Recently, I’ve been reading a book called, Sensorium: Embodied Experience, Technology, and Contemporary Art edited by Caroline A. Jones. This book explores the connections and implications of the techno-human interface as it is represented in select artworks by artists like Janet Cardiff and Georges Bures Miller. However, the title is what caught my interest in relation to this week’s topic–the word Sensorium. It is a strange word, and I am reminded of something like ‘a room of the senses.’ This is not far off, as Wikipedia defines it as “the sum of an organism’s perception, the “seat of sensation” where it experiences and interprets the environments within which it lives.” This, I feel, is similar to what augmented reality (AR) technologies want us to achieve. Stuart Eve, in his article “Augmenting Phenomenology: Using Augmented Reality to Aid Archaeological Phenomenology in the Landscape,” he focuses on the embodied way that we perceive our world:

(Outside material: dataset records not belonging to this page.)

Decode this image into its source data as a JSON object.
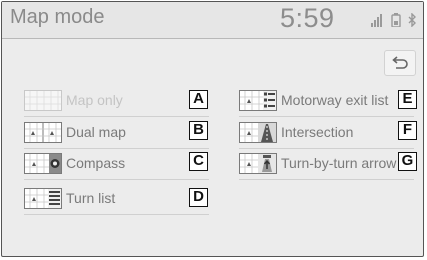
{
  "header": {
    "title": "Map mode",
    "time": "5:59",
    "status_icons": [
      "signal-icon",
      "battery-icon",
      "bluetooth-icon"
    ]
  },
  "back_button": {
    "icon": "back-arrow-icon"
  },
  "menu": {
    "items": [
      {
        "id": "map-only",
        "label": "Map only",
        "badge": "A",
        "enabled": false,
        "thumb_icon": "map-only-icon"
      },
      {
        "id": "dual-map",
        "label": "Dual map",
        "badge": "B",
        "enabled": true,
        "thumb_icon": "dual-map-icon"
      },
      {
        "id": "compass",
        "label": "Compass",
        "badge": "C",
        "enabled": true,
        "thumb_icon": "compass-icon"
      },
      {
        "id": "turn-list",
        "label": "Turn list",
        "badge": "D",
        "enabled": true,
        "thumb_icon": "turn-list-icon"
      },
      {
        "id": "motorway-exit-list",
        "label": "Motorway exit list",
        "badge": "E",
        "enabled": true,
        "thumb_icon": "motorway-exit-list-icon"
      },
      {
        "id": "intersection",
        "label": "Intersection",
        "badge": "F",
        "enabled": true,
        "thumb_icon": "intersection-icon"
      },
      {
        "id": "turn-by-turn-arrow",
        "label": "Turn-by-turn arrow",
        "badge": "G",
        "enabled": true,
        "thumb_icon": "turn-by-turn-arrow-icon"
      }
    ]
  }
}
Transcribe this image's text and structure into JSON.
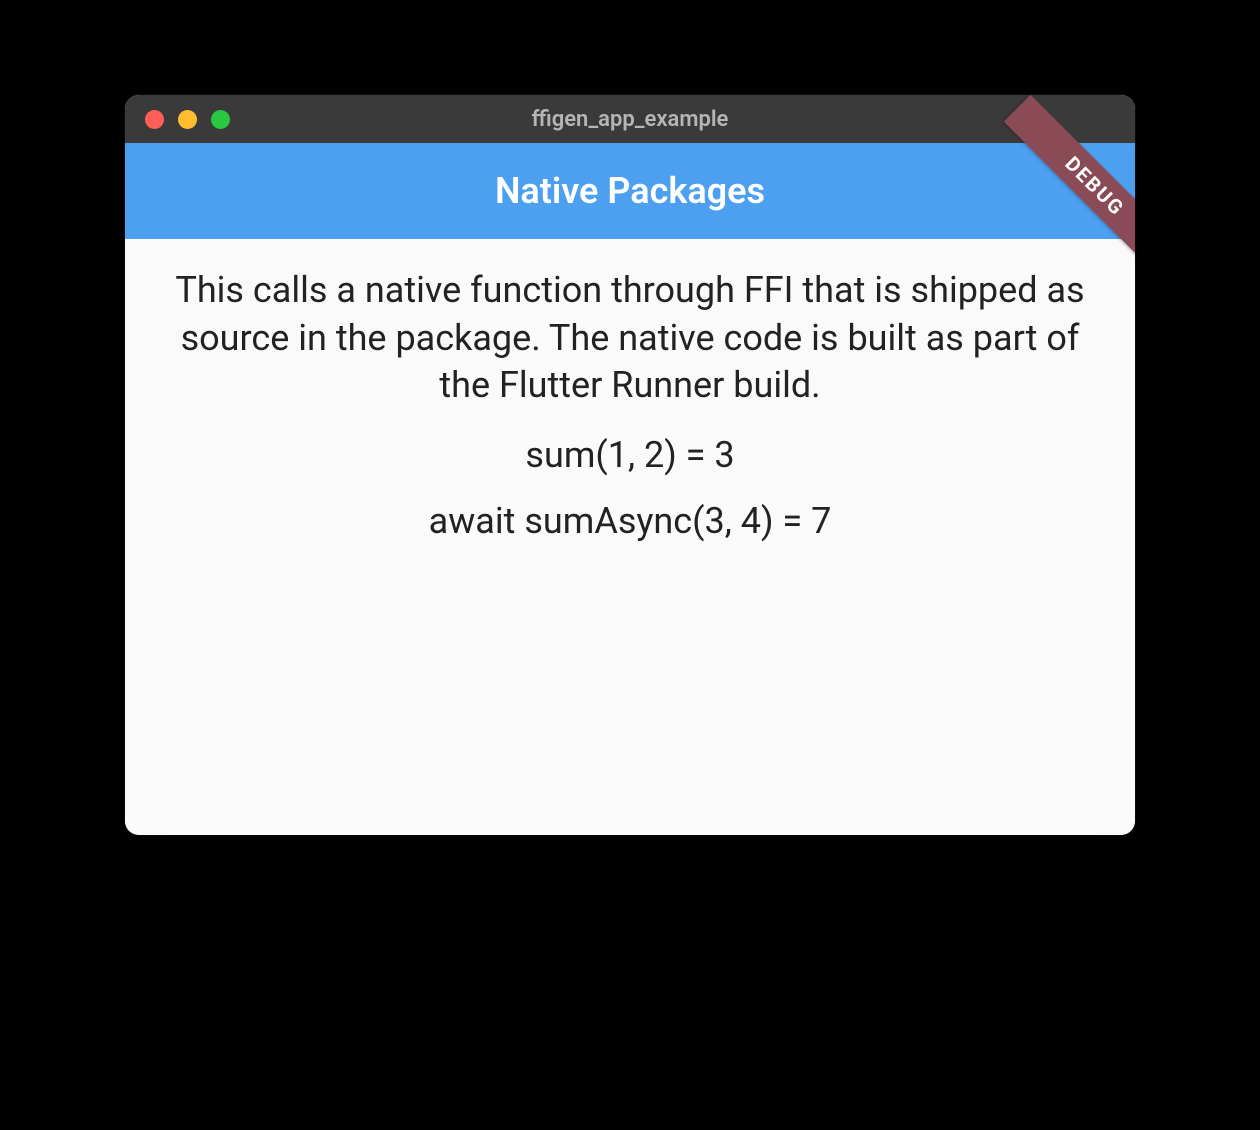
{
  "window": {
    "title": "ffigen_app_example"
  },
  "appbar": {
    "title": "Native Packages"
  },
  "content": {
    "description": "This calls a native function through FFI that is shipped as source in the package. The native code is built as part of the Flutter Runner build.",
    "sum_result": "sum(1, 2) = 3",
    "sum_async_result": "await sumAsync(3, 4) = 7"
  },
  "banner": {
    "label": "DEBUG"
  }
}
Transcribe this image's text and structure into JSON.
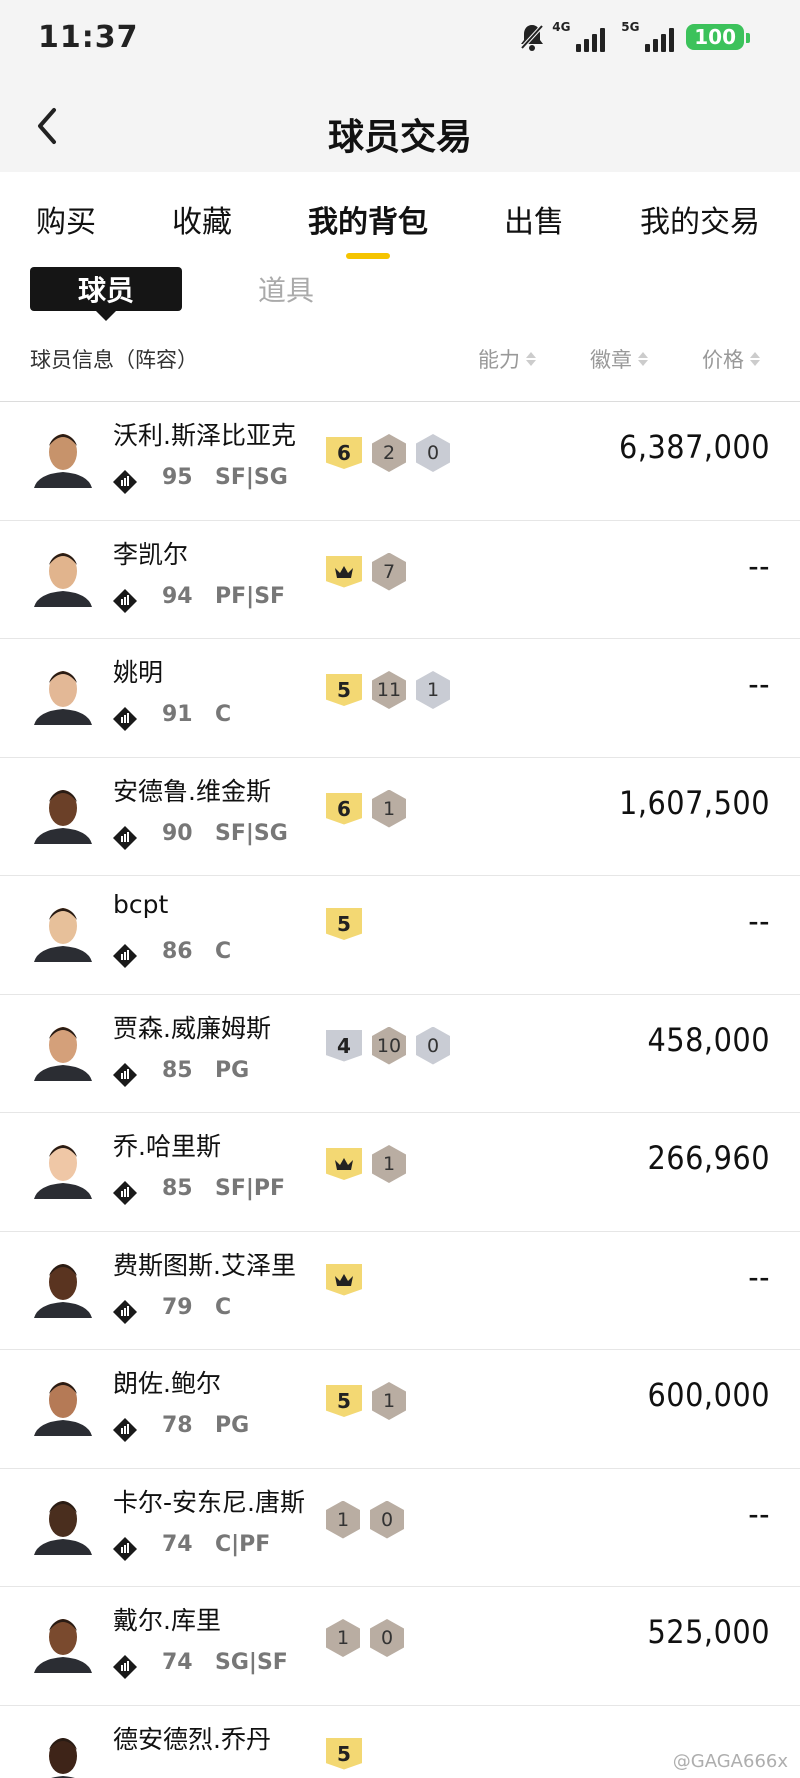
{
  "status": {
    "time": "11:37",
    "net1": "4G",
    "net2": "5G",
    "battery": "100"
  },
  "header": {
    "title": "球员交易"
  },
  "tabs": [
    {
      "label": "购买"
    },
    {
      "label": "收藏"
    },
    {
      "label": "我的背包"
    },
    {
      "label": "出售"
    },
    {
      "label": "我的交易"
    }
  ],
  "segment": {
    "players": "球员",
    "items": "道具"
  },
  "columns": {
    "info": "球员信息（阵容）",
    "ability": "能力",
    "badge": "徽章",
    "price": "价格"
  },
  "players": [
    {
      "name": "沃利.斯泽比亚克",
      "rating": "95",
      "pos": "SF|SG",
      "price": "6,387,000",
      "badges": [
        {
          "k": "gold",
          "v": "6"
        },
        {
          "k": "hex-bronze",
          "v": "2"
        },
        {
          "k": "hex-silver",
          "v": "0"
        }
      ]
    },
    {
      "name": "李凯尔",
      "rating": "94",
      "pos": "PF|SF",
      "price": "--",
      "badges": [
        {
          "k": "crown"
        },
        {
          "k": "hex-bronze",
          "v": "7"
        }
      ]
    },
    {
      "name": "姚明",
      "rating": "91",
      "pos": "C",
      "price": "--",
      "badges": [
        {
          "k": "gold",
          "v": "5"
        },
        {
          "k": "hex-bronze",
          "v": "11"
        },
        {
          "k": "hex-silver",
          "v": "1"
        }
      ]
    },
    {
      "name": "安德鲁.维金斯",
      "rating": "90",
      "pos": "SF|SG",
      "price": "1,607,500",
      "badges": [
        {
          "k": "gold",
          "v": "6"
        },
        {
          "k": "hex-bronze",
          "v": "1"
        }
      ]
    },
    {
      "name": "bcpt",
      "rating": "86",
      "pos": "C",
      "price": "--",
      "badges": [
        {
          "k": "gold",
          "v": "5"
        }
      ]
    },
    {
      "name": "贾森.威廉姆斯",
      "rating": "85",
      "pos": "PG",
      "price": "458,000",
      "badges": [
        {
          "k": "silver",
          "v": "4"
        },
        {
          "k": "hex-bronze",
          "v": "10"
        },
        {
          "k": "hex-silver",
          "v": "0"
        }
      ]
    },
    {
      "name": "乔.哈里斯",
      "rating": "85",
      "pos": "SF|PF",
      "price": "266,960",
      "badges": [
        {
          "k": "crown"
        },
        {
          "k": "hex-bronze",
          "v": "1"
        }
      ]
    },
    {
      "name": "费斯图斯.艾泽里",
      "rating": "79",
      "pos": "C",
      "price": "--",
      "badges": [
        {
          "k": "crown"
        }
      ]
    },
    {
      "name": "朗佐.鲍尔",
      "rating": "78",
      "pos": "PG",
      "price": "600,000",
      "badges": [
        {
          "k": "gold",
          "v": "5"
        },
        {
          "k": "hex-bronze",
          "v": "1"
        }
      ]
    },
    {
      "name": "卡尔-安东尼.唐斯",
      "rating": "74",
      "pos": "C|PF",
      "price": "--",
      "badges": [
        {
          "k": "hex-bronze",
          "v": "1"
        },
        {
          "k": "hex-bronze",
          "v": "0"
        }
      ]
    },
    {
      "name": "戴尔.库里",
      "rating": "74",
      "pos": "SG|SF",
      "price": "525,000",
      "badges": [
        {
          "k": "hex-bronze",
          "v": "1"
        },
        {
          "k": "hex-bronze",
          "v": "0"
        }
      ]
    },
    {
      "name": "德安德烈.乔丹",
      "rating": "",
      "pos": "",
      "price": "",
      "badges": [
        {
          "k": "gold",
          "v": "5"
        }
      ]
    }
  ],
  "watermark": "@GAGA666x",
  "colors": {
    "accent": "#f5c400",
    "gold_badge": "#f3d873",
    "bronze_badge": "#b9ada2",
    "silver_badge": "#c9ccd4"
  }
}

The importance of embodiment cannot be overstated when thinking about perception of the environment, and this is at the heart of using archaeological phenomenology to explore ancient landscapes. An experience is not limited to what can simply be seen from a point in the landscape, but includes what can be felt, heard, smelt, tasted, and touched; and moreover, how our sensory reactions change as we move through and encounter landscapes from our situated body. In addition, we must consider the social aspects of the experience, as the space we move through is not only a construct of sensory perception, but also of social perception (Tilley 1997, p. 11). This sensory exploration is temporal, ‘in the moment’, and so difficult to reproduce. (Eve, 583)
Computer technologies, like GIS, and AR allow us to create many possible pasts (e.g. models of past buildings), and we are able to tweak them and play with them to get a sense of what the past may have been like. AR allows the user to work in a real-world environment while being able to receive and interact with computer generated models. Unlike a virtual reality experience, AR still allows us to be in an embodied space, while interacting with virtual elements. It is a technology that marries itself to the real world, and tries to take into account as many of the human senses as it can in order to create its own sensorium through the user. It shifts our perceptions to and fro between the virtual and the real.

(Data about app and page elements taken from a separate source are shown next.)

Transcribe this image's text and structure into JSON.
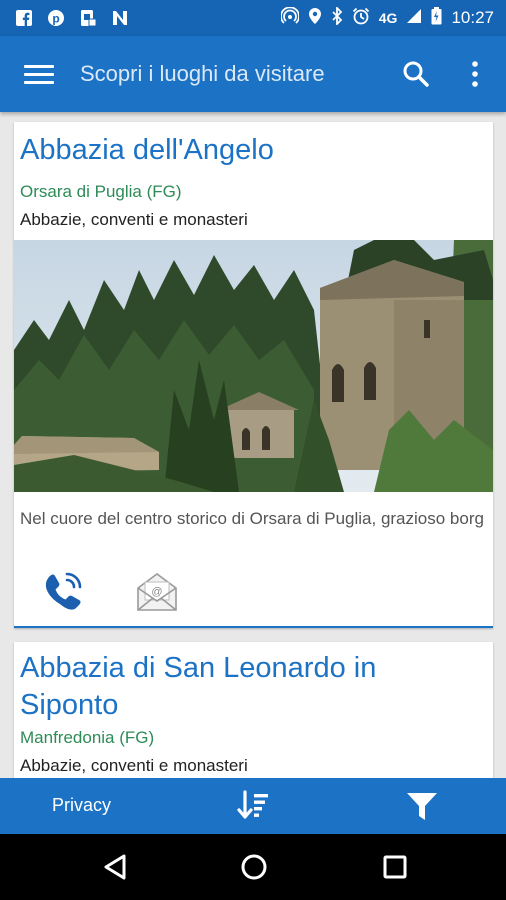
{
  "status_bar": {
    "time": "10:27",
    "network": "4G",
    "left_icons": [
      "facebook-icon",
      "pinterest-icon",
      "sim-icon",
      "n-app-icon"
    ],
    "right_icons": [
      "hotspot-icon",
      "location-icon",
      "bluetooth-icon",
      "alarm-icon",
      "signal-icon",
      "battery-icon"
    ]
  },
  "app_bar": {
    "title": "Scopri i luoghi da visitare"
  },
  "places": [
    {
      "title": "Abbazia dell'Angelo",
      "location": "Orsara di Puglia (FG)",
      "category": "Abbazie, conventi e monasteri",
      "description": "Nel cuore del centro storico di Orsara di Puglia, grazioso borg"
    },
    {
      "title": "Abbazia di San Leonardo in Siponto",
      "location": "Manfredonia (FG)",
      "category": "Abbazie, conventi e monasteri"
    }
  ],
  "bottom_bar": {
    "privacy_label": "Privacy"
  },
  "colors": {
    "primary": "#1c72c5",
    "status_bar": "#1565b4",
    "location_text": "#2e8b57"
  }
}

Although, Sensorium does not specifically talk about artists who work with augmented reality, I think that the idea in the book of a “hybrid” sensorium is at play in AR. It is as if the virtual brings its own sensorium with it when it virtually embodies our world through a smartphone, and vice versa. The virtual and the user become one–a techno-human interface of sorts.
If anyone is interested in reading more on this idea of the sensorium, I would recommend reading Sensorium: Embodied Experience, Technology, and Contemporary Art (2006) edited by Caroline A. Jones. Lots of neat essays by artists, curators, and a few theorists.